Before heading out to the team's third practice of the week -- the first week the Patriots were allowed to introduce helmets and run offense versus defense periods -- Belichick said that part of his focus will be spent on finding out how those players he picked up this offseason are progressing.

"Yeah, that’s definitely part of it," he said. "Seeing the new players, how they’re doing and also how they’re doing relevant to the rest of the other players that I’m a little more familiar with. Again, each year is a new year, so even though we’ve seen some of these guys multiple years, it’s still starting all over again, seeing where they are, how they’re progressing in their training and preparation for the season."

Brandin Cooks knows he'll still probably have to stash the arrows in 2017

Brandin Cooks knows he'll still probably have to stash the arrows in 2017

FOXBORO -- Toward the end of Thursday's OTA practice at Gillette Stadium, Patriots receiver Brandin Cooks caught a touchdown from Tom Brady in the back corner of the end zone despite close coverage from corner Malcolm Butler. Cooks reached behind him, as if he was pulling an invisible arrow from an invisible quiver on his back, starting what was once his signature touchdown celebration. 

But he stopped there. 

"I didn't want to shoot it," he said with a smile after the workout. "Just having fun out there with the guys, competing every day. That's what it's all about."

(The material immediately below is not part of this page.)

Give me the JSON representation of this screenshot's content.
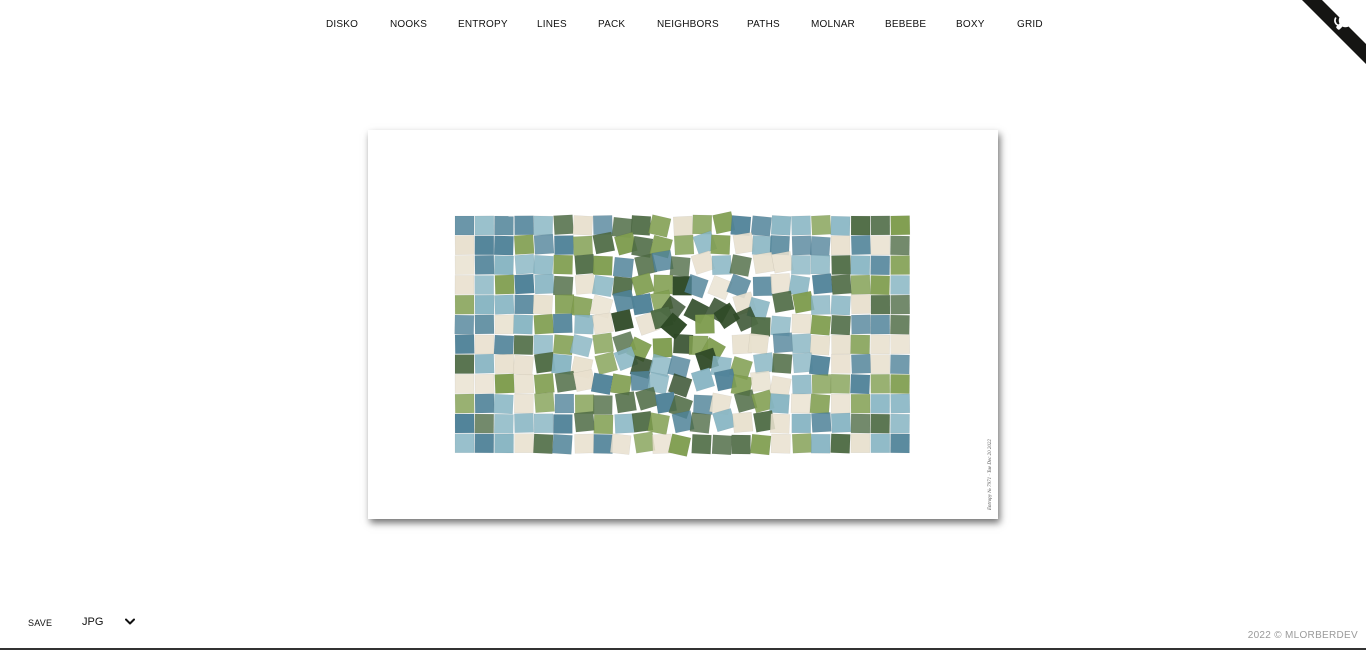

Cooks may have to continue showing restraint during the regular season when it comes to his post-touchdown choices. Even though the NFL has eased off of the penalties for certain celebrations, Cooks still probably won't be shooting any arrows in 2017.

"No, I'm gonna be respectful," he said. "If it's a penalty, it's a penalty. I'm not going to do anything to hurt the team . . . I think it still will be [a penalty]."

Cooks was not able to execute his preferred celebration after it was made clear last season that imitating archery was off-limits. Josh Norman was fined $10,000 last season for his bow-and-arrow act. 

There is a biblical origin story to Cooks' celebration, he told the New Orleans Advocate last year. 

"Send forth lightning and scatter your enemy, and shoot your arrows and rout them," Cooks said, referring to Psalms 144:6. "I just remember it sticking with me for such a long time, I remember thinking, maybe I can do something with this."

He added: ”I’ve been doing it for three years now, and there was never a complaint about it. Now, all of a sudden, there is. It just reminds me that, it's almost as if they try to take so much away from us, but for something like this, that means so much to someone that has nothing to do with violence, it's frustrating. I'll definitely continue to speak my opinion about it, and if they have a problem with it, so be it."

After the NFL announced that it was relaxing its policy on penalizing celebrations, Cooks tweeted "#shootyourarrows" four times with several bow-and-arrow emojis. But just a few days later, he appeared resigned to keeping his celebration in moth balls so that his team wouldn't be penalized for an act that the league might deem "threatening." He wasn't thrilled.

"It's for God," he said, "so if that's threatening, then I think we've got a problem."